I’m no economist, but I try to keep somewhat informed about the news. And, while I’m no expert on the economy, I find the topic very interesting. Now, you should know that when it comes to the economy, I’m VERY pessimistic; pessimistic to the point of thinking that America will never recover, and that any supposed good news is simply a spin to try to instill consumer optimism. I think this statement captures my thoughts, “When are we going to wake up and smell the coffee? We can not sustain this way of living as a nation. It is absolutely ludicrous to think that we can. Can you imagine what George Washington, James Madison and Thomas Jefferson would say if they could see us now. . . ? We will never be able to pay off our debt, nor will we ever have politicians in our current system of government willing to do so.”
So, now that I’ve told you that I’m pessimistic when it comes to the economy, let me also say that I am very skeptical. I’ve felt skeptical about the economy for a while, but recently I watched the movie Inside Job. Talk about an eye opener! This academy award-winning documentary traces the demise of the economy back in 2008. If you haven’t seen it, you should. One of the things I found most interesting in the movie was its report of the Plunge Protection Team. According to the film, President Reagan formed this team in the ’80′s to protect against a devastating stock plunge. The Team has authority to step in and tweak the market to keep it from bottoming out — and it has done so numerous times.

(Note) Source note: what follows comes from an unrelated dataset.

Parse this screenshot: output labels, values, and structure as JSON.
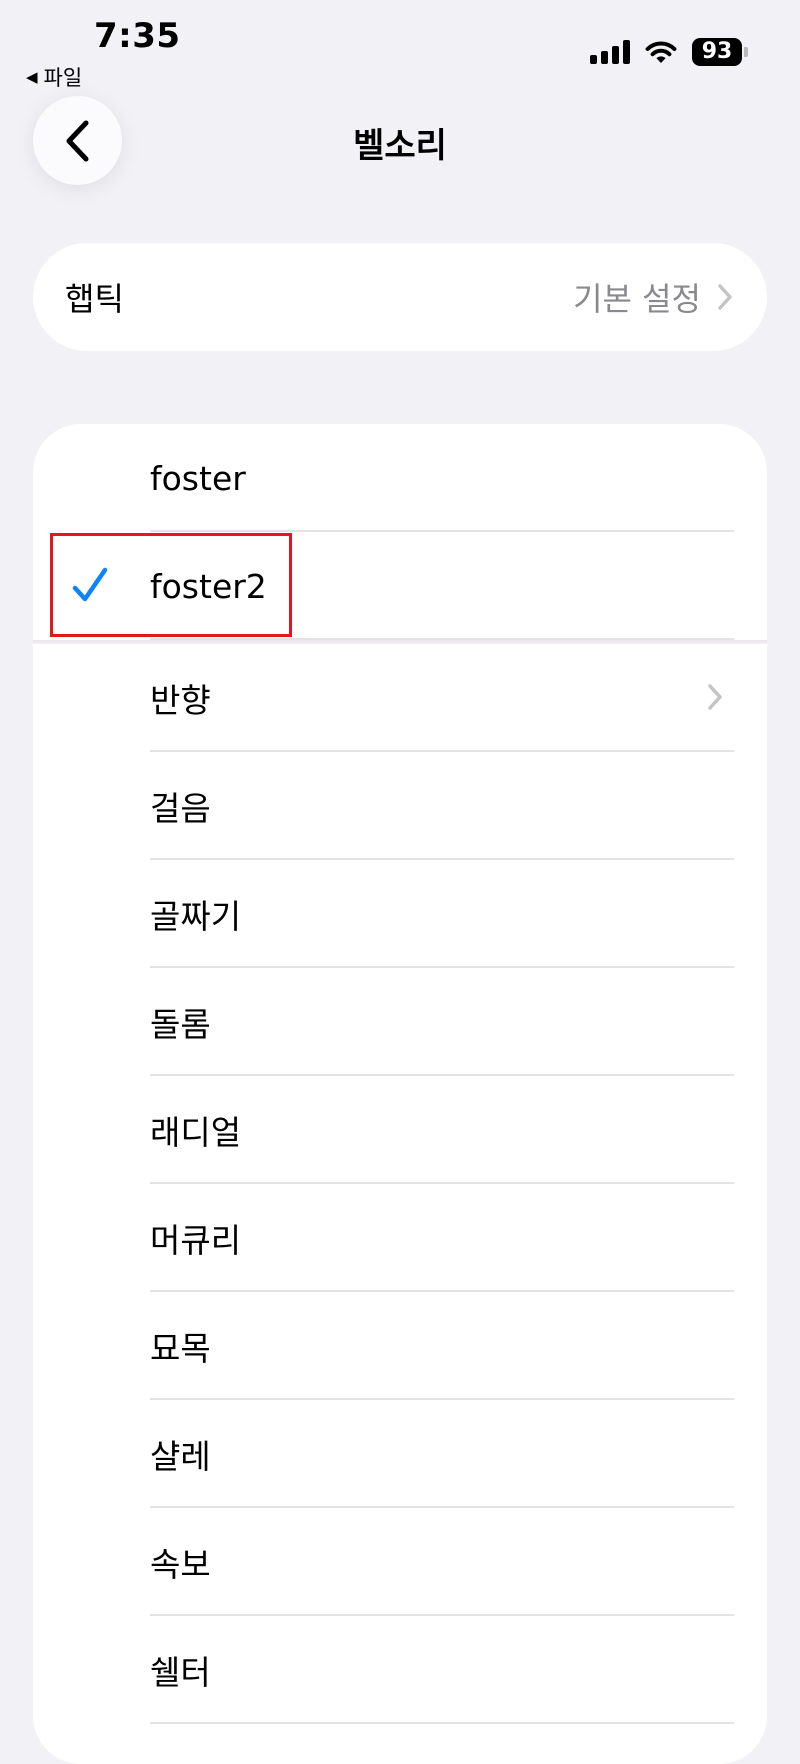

With this in mind, I kept an eye on the stocks yesterday as they were crashing, wondering if they would mysteriously rally (thanks to the Team?) by the end of the day. They did not. Today, however, was another story. And I am very skeptical that the Fed’s announcement about keeping the interest rates low was enough to cause such a huge rally. I encourage you to google the “Plunge Protection Team.” One interesting article about it can be read HERE.
My thoughts about the recent developments in the economy would by no means be complete without me sharing one last word with you. As I’ve said, I am an economic pessimist who thinks America will never get back to “normal” financially. But as a believer in Christ, I am a Kingdom optimist. You see, my hope, security, and happiness are found, not in the status of the stocks, but in God. I can live in absolute peace knowing and trusting in Him. Ultimately, I anticipate an eternity of pleasure forevermore in his presence. I’m not looking for financial security in this life. My hope is in Him. And I encourage you to look to Him as well, especially more than ever in these unstable economic times.
August 3, 2011
We had a great time at the beach this week. Granddaddy rented a beach house big enough to fit all 25 family members. We celebrated Granddaddy’s 80th birthday, he and Grandma Janice’s 15th anniversary, Grandma Janice’s birthday, Uncle Craig’s birthday, and Kim’s birthday. Melody got to see the ocean for the first time and loved it! HJ and I were so sad to have to come home today. Why can’t beach trips last forever?